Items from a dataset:
:::::

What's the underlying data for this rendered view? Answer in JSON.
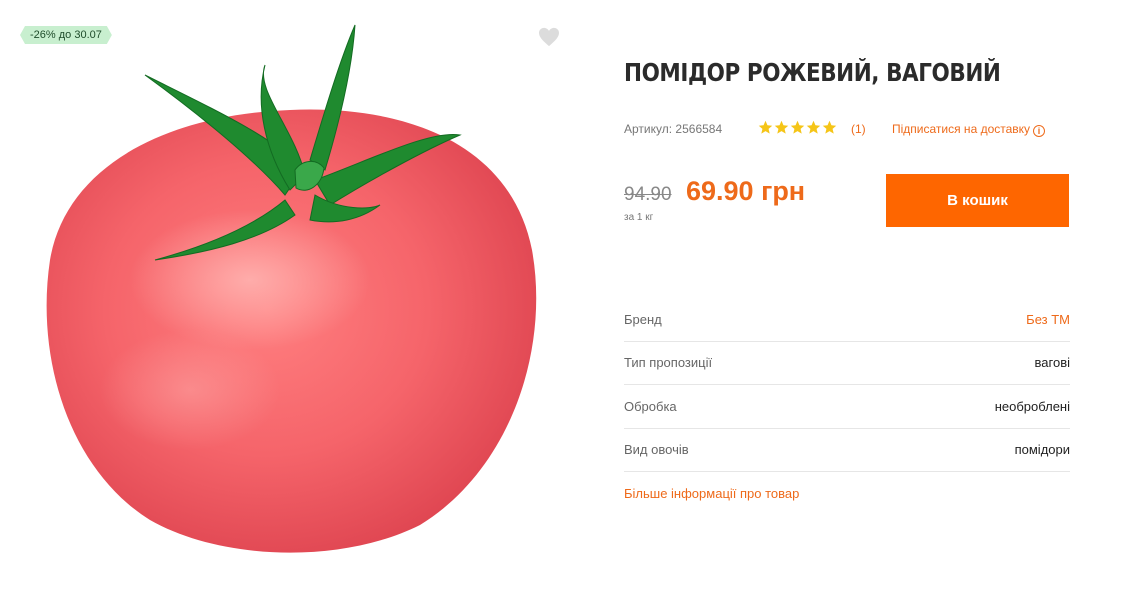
{
  "promo": {
    "badge": "-26% до 30.07"
  },
  "favorite": {
    "icon": "heart-icon"
  },
  "product": {
    "title": "ПОМІДОР РОЖЕВИЙ, ВАГОВИЙ",
    "sku_label": "Артикул:",
    "sku_value": "2566584",
    "rating": {
      "stars": 5,
      "count": "(1)"
    },
    "subscribe_label": "Підписатися на доставку",
    "image_icon": "pink-tomato-image"
  },
  "price": {
    "old": "94.90",
    "current": "69.90 грн",
    "unit": "за 1 кг"
  },
  "cart": {
    "label": "В кошик"
  },
  "specs": [
    {
      "label": "Бренд",
      "value": "Без ТМ"
    },
    {
      "label": "Тип пропозиції",
      "value": "вагові"
    },
    {
      "label": "Обробка",
      "value": "необроблені"
    },
    {
      "label": "Вид овочів",
      "value": "помідори"
    }
  ],
  "more_info": "Більше інформації про товар",
  "colors": {
    "accent": "#fe6600",
    "link": "#ee6a1a",
    "badge_bg": "#c8efcf",
    "star": "#f5c518"
  }
}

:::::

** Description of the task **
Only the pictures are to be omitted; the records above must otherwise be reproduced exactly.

** Solution below **
What's the underlying data for this rendered view? Answer in JSON.
{
  "promo": {
    "badge": "-26% до 30.07"
  },
  "favorite": {
    "icon": "heart-icon"
  },
  "product": {
    "title": "ПОМІДОР РОЖЕВИЙ, ВАГОВИЙ",
    "sku_label": "Артикул:",
    "sku_value": "2566584",
    "rating": {
      "stars": 5,
      "count": "(1)"
    },
    "subscribe_label": "Підписатися на доставку",
    "image_icon": "pink-tomato-image"
  },
  "price": {
    "old": "94.90",
    "current": "69.90 грн",
    "unit": "за 1 кг"
  },
  "cart": {
    "label": "В кошик"
  },
  "specs": [
    {
      "label": "Бренд",
      "value": "Без ТМ"
    },
    {
      "label": "Тип пропозиції",
      "value": "вагові"
    },
    {
      "label": "Обробка",
      "value": "необроблені"
    },
    {
      "label": "Вид овочів",
      "value": "помідори"
    }
  ],
  "more_info": "Більше інформації про товар",
  "colors": {
    "accent": "#fe6600",
    "link": "#ee6a1a",
    "badge_bg": "#c8efcf",
    "star": "#f5c518"
  }
}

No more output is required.